Procuring a Government school teacher’s job has been like a huge political gamble in Nagaland, particularly in relation to State Elections. The ‘quality’ of education that every student rightfully deserves has hardly been taken into consideration. As long as employment of prospective Government teachers are in the power of the Ministers, every candidate contesting State Elections will be perceived as a job-minting Santa Clause by the general public. This Santa image no doubt acts as a strong (but faulty) magnet that attracts votes. There is an obsessive demand for Government jobs here. People in both urban and rural areas are foolish not to demand for basic things like concrete roads and bridges, regular power and water supply, good educational and professional institutions, advanced medical facilities, factories and industries for income generation. 
 
One major problem in Nagaland’s system of school education stems from the absence of a specialized and professional body such as the Staff Selection Committee (SSC). If the SSC is created in Nagaland to interview and select candidates for all non-gazetted posts in school education and Home department, then this present lamentable predicament will definitely be checked.  
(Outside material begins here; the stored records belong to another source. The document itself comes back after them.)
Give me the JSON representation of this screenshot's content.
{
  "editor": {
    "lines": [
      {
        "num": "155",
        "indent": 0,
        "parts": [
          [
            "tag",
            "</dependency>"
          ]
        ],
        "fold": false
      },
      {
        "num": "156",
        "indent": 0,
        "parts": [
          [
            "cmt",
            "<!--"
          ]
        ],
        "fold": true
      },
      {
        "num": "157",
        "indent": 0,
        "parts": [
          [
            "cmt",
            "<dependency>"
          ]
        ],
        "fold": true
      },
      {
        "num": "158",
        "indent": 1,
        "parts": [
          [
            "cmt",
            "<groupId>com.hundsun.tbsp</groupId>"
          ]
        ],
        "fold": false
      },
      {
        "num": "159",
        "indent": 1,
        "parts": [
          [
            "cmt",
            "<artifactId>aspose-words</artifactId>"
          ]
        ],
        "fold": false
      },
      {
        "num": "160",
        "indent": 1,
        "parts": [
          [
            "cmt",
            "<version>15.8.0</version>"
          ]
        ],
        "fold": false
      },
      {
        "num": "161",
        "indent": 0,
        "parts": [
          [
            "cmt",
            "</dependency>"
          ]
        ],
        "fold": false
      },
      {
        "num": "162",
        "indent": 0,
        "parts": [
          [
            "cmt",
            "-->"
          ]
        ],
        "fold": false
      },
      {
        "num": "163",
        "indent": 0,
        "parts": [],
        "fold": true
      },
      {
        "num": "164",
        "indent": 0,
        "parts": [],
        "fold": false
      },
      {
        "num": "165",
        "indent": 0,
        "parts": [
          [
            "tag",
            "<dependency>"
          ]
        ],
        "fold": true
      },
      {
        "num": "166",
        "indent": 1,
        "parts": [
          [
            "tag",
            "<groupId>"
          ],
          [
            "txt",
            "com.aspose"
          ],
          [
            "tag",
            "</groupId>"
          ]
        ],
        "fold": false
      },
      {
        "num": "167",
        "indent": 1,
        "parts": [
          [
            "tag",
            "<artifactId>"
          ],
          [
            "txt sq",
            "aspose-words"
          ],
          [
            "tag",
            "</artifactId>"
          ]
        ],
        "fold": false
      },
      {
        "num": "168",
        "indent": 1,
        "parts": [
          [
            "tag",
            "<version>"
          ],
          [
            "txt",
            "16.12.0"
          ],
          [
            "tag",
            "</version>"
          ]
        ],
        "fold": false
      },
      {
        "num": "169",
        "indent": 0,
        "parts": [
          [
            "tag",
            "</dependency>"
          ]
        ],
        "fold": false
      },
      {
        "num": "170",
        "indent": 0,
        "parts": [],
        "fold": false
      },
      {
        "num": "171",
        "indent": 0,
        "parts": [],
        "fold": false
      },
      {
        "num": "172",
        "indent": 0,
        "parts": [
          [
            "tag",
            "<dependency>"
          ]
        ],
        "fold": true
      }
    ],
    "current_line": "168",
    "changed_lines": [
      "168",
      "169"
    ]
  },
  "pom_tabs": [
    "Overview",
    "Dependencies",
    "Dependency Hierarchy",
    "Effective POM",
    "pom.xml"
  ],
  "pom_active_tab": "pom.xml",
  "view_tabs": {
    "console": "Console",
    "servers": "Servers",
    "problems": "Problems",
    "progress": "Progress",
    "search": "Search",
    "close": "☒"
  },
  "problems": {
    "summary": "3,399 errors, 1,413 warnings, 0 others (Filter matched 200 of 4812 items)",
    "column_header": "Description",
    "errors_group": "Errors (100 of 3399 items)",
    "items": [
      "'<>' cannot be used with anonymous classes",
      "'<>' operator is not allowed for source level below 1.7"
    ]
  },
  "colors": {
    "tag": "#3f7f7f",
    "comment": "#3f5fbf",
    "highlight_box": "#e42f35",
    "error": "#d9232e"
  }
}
The dismal state of Government schools is generally felt in the interiors and the remote villages of Nagaland; and it is here that private schools such as New Creation School seek to fill in. Establishing private schools in remote areas is however a massive challenge considering the economy of the local people. Vesalu and Vekuso depleted their modest savings to construct bamboo, tin sheet and thatched structures for class rooms, teachers’ quarters and dormitories, and also for making furniture. Their Chapel hall, whose foundation was laid in 2014, still stands as it is, with crude cemented pillars, make shift walls and temporary tin roof, and planks of wood on bricks stands to act as benches. Despite the pitiable infrastructure, this is one of the fastest growing private schools in the area. 
 
Vesalu and Vekuso promote a concept of education that is not only about ‘school’, but rather considers the sum total of one’s life and invites a hands-on participation of the entire community. It is refreshing that something hopeful is happening in a place we least expect or even care to venture into. Their approach to education is ‘wholistic’, taking into account the community’s socio-economic uplift, weaving parental interest in their children’s lives as well as providing a forward-moving frame-work that propels all of them to earnestly work toward a better future. They are educators in the true sense of the word. For them, school education is one among other components that feature in the life journey of a person. Education encompasses a totality of life right from childhood to old age. They reach out to the whole community by conducting various training camps, seminars and workshops for men, women, youth, children, families, couples, the aged and those in Christian ministry in their Oasis Resource Centre in Sekruzu. The topics they cover are eco-farming, animal husbandry, leadership, worship and music, career guidance, personality development, evangelism, self help enterprise and many others of direct contextual relevance.  They invite resource persons and subject experts from outside to enlighten the minds and embolden the hearts of the people to reconstruct their destinies. Their education program encompasses the whole community and not just the individual. Together they rise, and this is one reason why their school children get so much support and blessings from parents and elders, who themselves are being educated side by side with the children. This reminds me of what a Japanese scholar once said, that it is better for hundred people to take one step forward than it is for one person to take hundred steps forward.